It’s been difficult finding any positive news coming out of diamonds lately.
CAR, KP, and the Nice Narrative
A report from Amnesty International on the Central African Republic and a Time Magazine article on conflict diamonds and the KP offer a sobering reminder that, no matter, what positive narratives can come out of Botswana, Canada, Russia, South Africa or Namibia, no matter what the KP reports for how many carats come out of this and that country as a share of global supply, the temptation to focus on the sore points of the supply chain will always be too easy to pass up, and for good reason. Artisanal diamonds may take up only 15% of carats and 5% of gem production, but the press and public attention will always come back to the artisanal diamonds.
Foxes in Charge of the Chicken Coop
The KP released its figures for 2014, showing that, once again, a certain volume of rough diamonds enter the UAE, about the same volume of rough diamonds leave, yet somehow they magically increase in price by about 40%. I know “conflict diamonds” is a worthy news story and getting photography of such misery is easy, but how is the wholesale looting of national resources not worthy of significant press attention? Fittingly, the UAE has become vice-chair of the KP, and will become the chair in 2016.
New chapter in a very old story: Global Witness exposes the ties between the Burmese ruby trade and the members of the military junta. How is it that peoples’ negative “ethical” impressions of gemstones mostly extend to the colorless ones with a hardness of 10.0?

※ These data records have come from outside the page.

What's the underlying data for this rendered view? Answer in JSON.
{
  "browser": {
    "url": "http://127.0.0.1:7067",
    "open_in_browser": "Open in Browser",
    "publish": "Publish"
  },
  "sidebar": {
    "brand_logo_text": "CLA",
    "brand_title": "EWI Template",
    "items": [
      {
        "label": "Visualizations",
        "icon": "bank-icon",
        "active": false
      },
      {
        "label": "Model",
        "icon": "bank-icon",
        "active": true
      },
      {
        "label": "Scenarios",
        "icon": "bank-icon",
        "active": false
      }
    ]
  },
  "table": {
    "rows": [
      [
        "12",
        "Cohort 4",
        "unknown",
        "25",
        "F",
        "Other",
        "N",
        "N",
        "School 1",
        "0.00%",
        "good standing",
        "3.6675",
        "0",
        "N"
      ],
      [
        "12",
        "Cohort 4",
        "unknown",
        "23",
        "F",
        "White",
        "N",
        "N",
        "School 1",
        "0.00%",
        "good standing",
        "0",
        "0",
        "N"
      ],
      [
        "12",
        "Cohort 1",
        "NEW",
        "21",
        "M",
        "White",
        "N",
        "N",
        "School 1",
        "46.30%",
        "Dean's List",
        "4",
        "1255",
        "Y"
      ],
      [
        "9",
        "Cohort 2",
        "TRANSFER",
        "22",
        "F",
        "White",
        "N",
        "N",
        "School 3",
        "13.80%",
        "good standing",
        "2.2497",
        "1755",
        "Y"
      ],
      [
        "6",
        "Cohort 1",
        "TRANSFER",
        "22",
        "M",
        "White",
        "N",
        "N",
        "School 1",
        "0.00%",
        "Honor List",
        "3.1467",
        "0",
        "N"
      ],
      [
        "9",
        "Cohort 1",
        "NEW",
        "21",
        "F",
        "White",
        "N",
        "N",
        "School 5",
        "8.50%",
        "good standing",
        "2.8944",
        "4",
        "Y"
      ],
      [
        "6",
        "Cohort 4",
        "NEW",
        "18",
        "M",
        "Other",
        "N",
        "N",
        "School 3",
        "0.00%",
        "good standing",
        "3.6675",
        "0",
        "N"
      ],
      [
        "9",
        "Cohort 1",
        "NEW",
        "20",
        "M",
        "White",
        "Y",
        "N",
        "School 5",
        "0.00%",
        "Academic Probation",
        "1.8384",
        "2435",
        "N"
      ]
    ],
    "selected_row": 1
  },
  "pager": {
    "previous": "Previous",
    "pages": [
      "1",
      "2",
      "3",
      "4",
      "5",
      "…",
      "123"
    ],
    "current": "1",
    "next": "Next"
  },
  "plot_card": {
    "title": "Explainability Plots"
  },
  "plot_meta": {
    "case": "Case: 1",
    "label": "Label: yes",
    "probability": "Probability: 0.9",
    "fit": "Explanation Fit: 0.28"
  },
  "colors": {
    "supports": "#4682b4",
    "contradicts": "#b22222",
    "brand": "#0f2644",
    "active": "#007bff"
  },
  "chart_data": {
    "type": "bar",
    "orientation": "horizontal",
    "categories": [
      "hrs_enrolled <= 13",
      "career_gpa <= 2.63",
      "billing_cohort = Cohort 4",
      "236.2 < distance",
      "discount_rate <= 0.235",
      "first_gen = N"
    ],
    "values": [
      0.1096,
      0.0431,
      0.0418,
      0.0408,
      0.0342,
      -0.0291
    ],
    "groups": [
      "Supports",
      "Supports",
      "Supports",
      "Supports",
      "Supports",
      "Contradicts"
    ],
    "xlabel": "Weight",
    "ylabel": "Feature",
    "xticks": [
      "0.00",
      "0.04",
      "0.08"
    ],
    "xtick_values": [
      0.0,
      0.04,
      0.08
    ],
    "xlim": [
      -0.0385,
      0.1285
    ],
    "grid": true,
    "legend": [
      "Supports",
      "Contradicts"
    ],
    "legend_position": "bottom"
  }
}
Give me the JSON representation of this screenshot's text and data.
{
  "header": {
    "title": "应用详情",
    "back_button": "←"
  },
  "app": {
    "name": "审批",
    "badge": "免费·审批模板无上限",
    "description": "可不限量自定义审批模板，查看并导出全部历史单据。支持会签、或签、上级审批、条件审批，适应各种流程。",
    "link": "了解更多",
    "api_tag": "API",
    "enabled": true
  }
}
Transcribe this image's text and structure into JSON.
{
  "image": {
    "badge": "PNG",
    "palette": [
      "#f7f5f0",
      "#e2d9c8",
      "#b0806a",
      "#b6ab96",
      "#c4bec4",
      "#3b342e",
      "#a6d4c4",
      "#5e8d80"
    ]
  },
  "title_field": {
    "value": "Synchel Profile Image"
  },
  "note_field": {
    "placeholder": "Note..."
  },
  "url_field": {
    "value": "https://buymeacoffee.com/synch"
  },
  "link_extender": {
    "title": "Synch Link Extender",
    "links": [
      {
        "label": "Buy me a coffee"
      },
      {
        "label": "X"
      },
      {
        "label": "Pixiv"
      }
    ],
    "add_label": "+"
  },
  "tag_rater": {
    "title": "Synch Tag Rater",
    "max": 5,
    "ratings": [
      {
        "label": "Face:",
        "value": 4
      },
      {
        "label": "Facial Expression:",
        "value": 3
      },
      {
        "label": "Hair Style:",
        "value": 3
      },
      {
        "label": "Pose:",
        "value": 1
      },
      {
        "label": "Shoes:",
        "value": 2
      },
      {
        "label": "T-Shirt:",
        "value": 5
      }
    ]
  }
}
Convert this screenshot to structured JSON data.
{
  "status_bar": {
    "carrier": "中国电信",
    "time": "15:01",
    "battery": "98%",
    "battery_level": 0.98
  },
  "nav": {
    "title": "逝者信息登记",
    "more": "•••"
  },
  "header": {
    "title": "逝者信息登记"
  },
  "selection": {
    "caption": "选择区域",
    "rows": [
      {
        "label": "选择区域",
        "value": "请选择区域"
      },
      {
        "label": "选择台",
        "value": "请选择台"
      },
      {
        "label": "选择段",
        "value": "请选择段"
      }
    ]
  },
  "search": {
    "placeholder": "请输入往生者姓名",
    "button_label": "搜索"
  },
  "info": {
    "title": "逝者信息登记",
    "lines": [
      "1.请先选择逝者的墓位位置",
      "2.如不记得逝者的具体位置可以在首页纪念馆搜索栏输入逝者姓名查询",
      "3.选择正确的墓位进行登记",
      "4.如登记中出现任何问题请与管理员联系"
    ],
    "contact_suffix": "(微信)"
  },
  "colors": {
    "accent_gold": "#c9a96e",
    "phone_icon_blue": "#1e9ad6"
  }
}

Rough Diamond Gemologist resurfaces to remind us that rough buyers are most assuredly the most tough-as-nails street-smart people on the planet.
“When a man with experience meets a man with money, the man with the money gets the experience, and the man with the experience gets the money.”